That proved to me that knowing another language is so important, because when you don’t understand what is going on around you, or if you aren’t able to connect with what is happening, you feel alienated and very alone. Even knowing how to say “please”and “thank you” in multiple languages is enough to make a vacation work. That being said, knowing the basics of a language before you travel to a new location is a sign of respect for the people living there. Even if, when ordering a coffee, you make a big mistake and order something completely different from what you wanted, it isn’t a big deal because the waiter or waitress knows that you don’t know a lot of the language, but the fact that you are attempting to speak it anyway means you are trying to connect to them.

Being human is all about connecting with the people around you, and knowing multiple languages (and not being afraid to use them!) enables you to interact with a bigger pool of people. Essentially, operating in more than one language allows you to be part of a bigger, more fulfilling world.

Image Credit: (Google) “Everyone smiles in the same language” (Spanish)

I Can Understand You!

You never know what you will encounter when you venture to the grocery store or a movie theater. In a lot of places, we all hear languages other than our own being spoken. It may be confusing, intriguing or annoying (depending on your point of view) but most of us are used to it.

The most amazing thing about living somewhere like that is how much comfort we take in thinking we are alone in our own little world. Specifically, it’s shocking how we assume that no one can understand us if we are speaking French while the other people in the crowd are speaking Spanish. We feel like we are superior to the other people around us and that no one can touch us in our little French bubble.

The truth is, a growing number can understand and just because someone may not be speaking French, it doesn’t mean that they don’t understand French. Despite this common knowledge, however, we still feel safe in speaking other languages in public. Specifically, insulting other people.
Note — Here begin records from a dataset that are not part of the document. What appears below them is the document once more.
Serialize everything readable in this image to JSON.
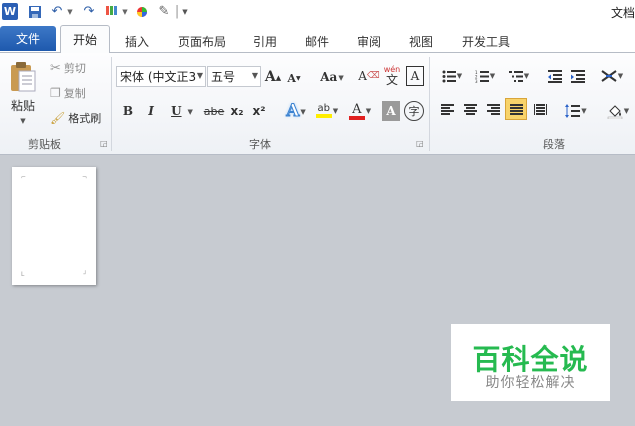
{
  "window": {
    "title": "文档"
  },
  "tabs": {
    "file": "文件",
    "home": "开始",
    "items": [
      "插入",
      "页面布局",
      "引用",
      "邮件",
      "审阅",
      "视图",
      "开发工具"
    ]
  },
  "clipboard": {
    "paste": "粘贴",
    "cut": "剪切",
    "copy": "复制",
    "format_painter": "格式刷",
    "group_label": "剪贴板"
  },
  "font": {
    "font_name": "宋体 (中文正3",
    "font_size": "五号",
    "grow": "A",
    "shrink": "A",
    "change_case": "Aa",
    "clear_format": "A",
    "phonetic": "wén",
    "phonetic_char": "文",
    "char_border": "A",
    "bold": "B",
    "italic": "I",
    "underline": "U",
    "strike": "abe",
    "subscript": "x₂",
    "superscript": "x²",
    "text_effect": "A",
    "highlight": "ab",
    "font_color": "A",
    "char_shading": "A",
    "enclose": "字",
    "group_label": "字体"
  },
  "paragraph": {
    "group_label": "段落"
  },
  "watermark": {
    "title": "百科全说",
    "subtitle": "助你轻松解决"
  },
  "colors": {
    "file_tab": "#2b66b8",
    "watermark_green": "#26ba50",
    "font_color_red": "#e02020",
    "highlight_yellow": "#ffee00",
    "justify_active": "#f8d36a"
  }
}
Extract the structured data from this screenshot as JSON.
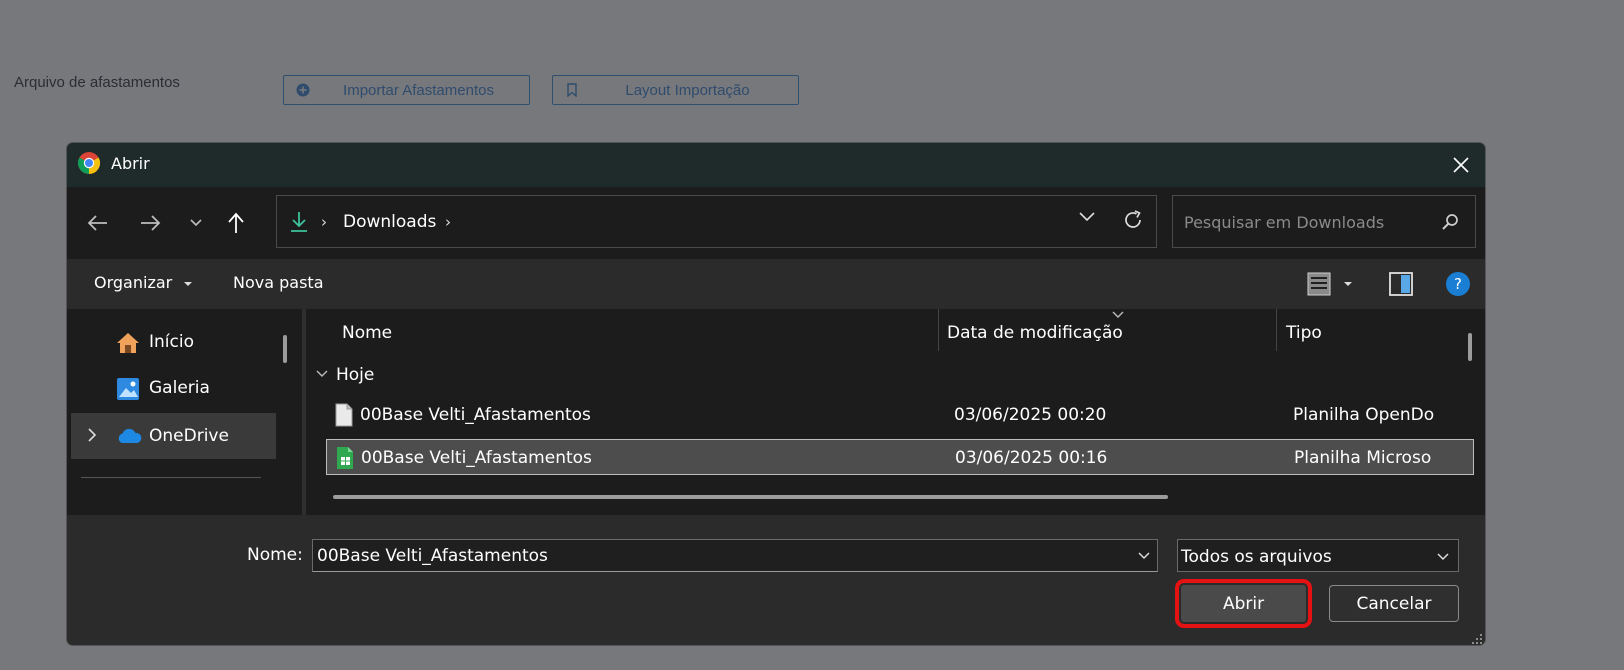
{
  "background_page": {
    "field_label": "Arquivo de afastamentos",
    "import_button": "Importar Afastamentos",
    "layout_button": "Layout Importação"
  },
  "dialog": {
    "title": "Abrir",
    "address": {
      "location": "Downloads"
    },
    "search": {
      "placeholder": "Pesquisar em Downloads"
    },
    "toolbar": {
      "organize": "Organizar",
      "new_folder": "Nova pasta"
    },
    "nav_pane": {
      "items": [
        {
          "label": "Início",
          "icon": "home-icon"
        },
        {
          "label": "Galeria",
          "icon": "gallery-icon"
        },
        {
          "label": "OneDrive",
          "icon": "onedrive-icon",
          "selected": true
        }
      ]
    },
    "file_list": {
      "columns": [
        "Nome",
        "Data de modificação",
        "Tipo"
      ],
      "group": "Hoje",
      "rows": [
        {
          "name": "00Base Velti_Afastamentos",
          "date": "03/06/2025 00:20",
          "type": "Planilha OpenDo",
          "icon": "ods-file-icon"
        },
        {
          "name": "00Base Velti_Afastamentos",
          "date": "03/06/2025 00:16",
          "type": "Planilha Microso",
          "icon": "xlsx-file-icon",
          "selected": true
        }
      ]
    },
    "footer": {
      "name_label": "Nome:",
      "name_value": "00Base Velti_Afastamentos",
      "file_type": "Todos os arquivos",
      "open_button": "Abrir",
      "cancel_button": "Cancelar"
    }
  },
  "colors": {
    "page_background": "#77787c",
    "dialog_background": "#202020",
    "highlight_outline": "#e41212",
    "help_blue": "#1a7fd4"
  }
}
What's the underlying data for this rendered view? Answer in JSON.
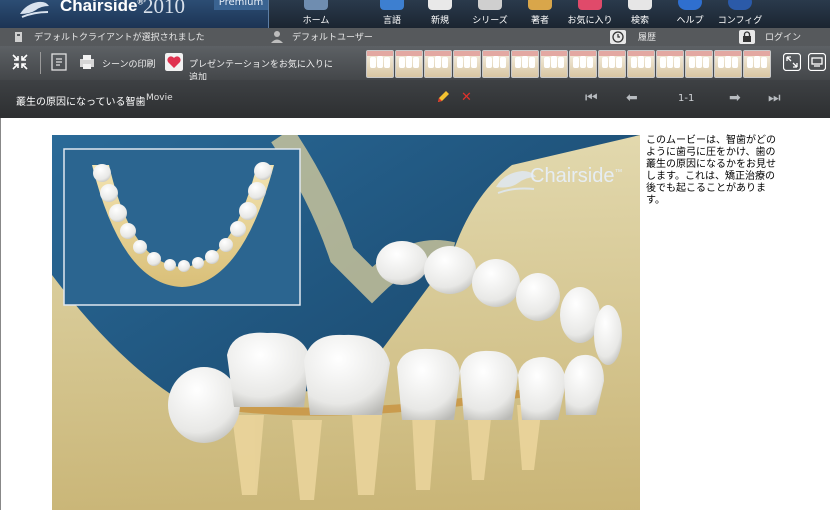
{
  "app": {
    "brand_name": "Chairside",
    "brand_mark": "®",
    "brand_year": "2010",
    "brand_tag": "Premium"
  },
  "colors": {
    "accent_blue": "#1d4f78",
    "bone": "#e7d49a",
    "tooth": "#f4f4f2",
    "delete_red": "#e0312b",
    "edit_yellow": "#f2c230"
  },
  "main_nav": [
    {
      "label": "ホーム",
      "icon": "home-icon"
    },
    {
      "label": "言語",
      "icon": "language-icon"
    },
    {
      "label": "新規",
      "icon": "new-icon"
    },
    {
      "label": "シリーズ",
      "icon": "series-icon"
    },
    {
      "label": "著者",
      "icon": "author-icon"
    },
    {
      "label": "お気に入り",
      "icon": "favorites-icon"
    },
    {
      "label": "検索",
      "icon": "search-icon"
    },
    {
      "label": "ヘルプ",
      "icon": "help-icon"
    },
    {
      "label": "コンフィグ",
      "icon": "config-icon"
    }
  ],
  "statusbar": {
    "client": "デフォルトクライアントが選択されました",
    "user": "デフォルトユーザー",
    "history": "履歴",
    "login": "ログイン"
  },
  "toolbar": {
    "print_scene": "シーンの印刷",
    "add_to_favorites": "プレゼンテーションをお気に入りに追加",
    "thumbnail_count": 14
  },
  "movie": {
    "title": "叢生の原因になっている智歯",
    "type": "Movie",
    "pager": "1-1",
    "description": "このムービーは、智歯がどのように歯弓に圧をかけ、歯の叢生の原因になるかをお見せします。これは、矯正治療の後でも起こることがあります。",
    "watermark": "Chairside",
    "watermark_mark": "™"
  }
}
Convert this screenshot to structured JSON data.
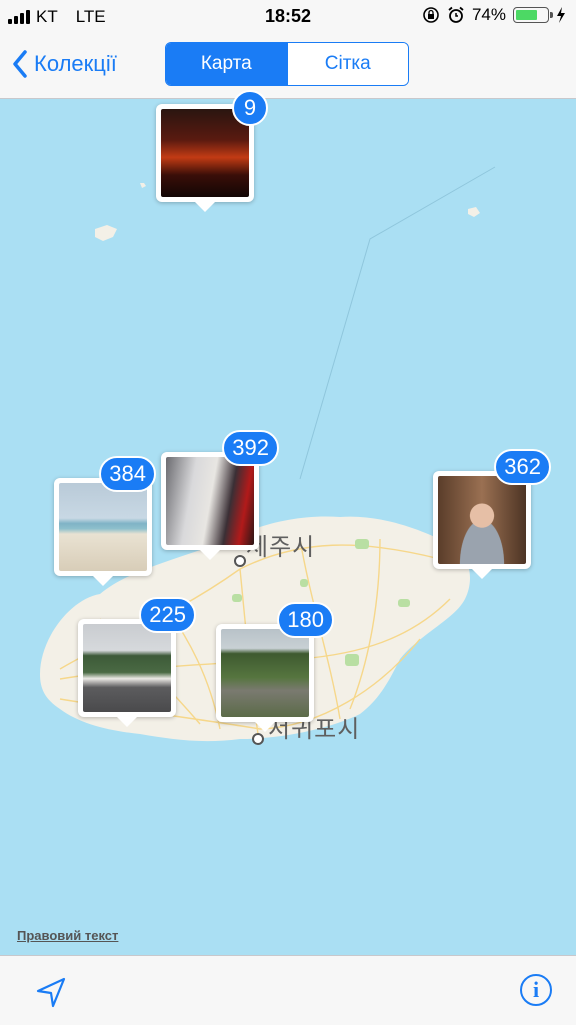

Imagine you’re in a grocery store, debating between two wonderful tomatoes, when some random person elbows you out of the way. They are angry that you have been standing in front of the stand for five minutes picking which ones you want. Sure, we can all understand where they’re coming from, but we all do it! This angry person stomps away, grumbling in Spanish, about how stupid you are and that you should learn some manners. Though you live in a French environment, you can understand Spanish quite well, and you find this person offensive. Understandably, you throw the tomato at them, and soon there is a full-on food fight that is only broken up by the security guards ten minutes later.

Image Credit: (Google)

As in this situation, we all think that no one around us can understand what we say if we say it in a different language. But, languages are moving around the globe. The odds are greater that someone will understand whatever language you speak, because languages are becoming more popular in school systems. Even if someone doesn’t speak the same language you speak, they may speak one similar that allows them to understand you.

Take an example from my life: I was waiting at the bus stop and a car stopped beside me, asking for directions to the local mall. They spoke to me in French, which I don’t speak, but I do speak Spanish, so I was able to understand most of what they said. I explained that I didn’t speak French (which is the only bit of French I do know) and then proceeded to direct them in Spanish. There was some minor confusion and complex hand motions, but it got the job done.

My point in all this is that no matter how uncommon your language may be in any given area, the odds are good that someone will understand you. So, next time you want to call someone stupid, or gossip about what they’re wearing, make sure you do it out of ear shot, otherwise you may find yourself covered in tomato juice.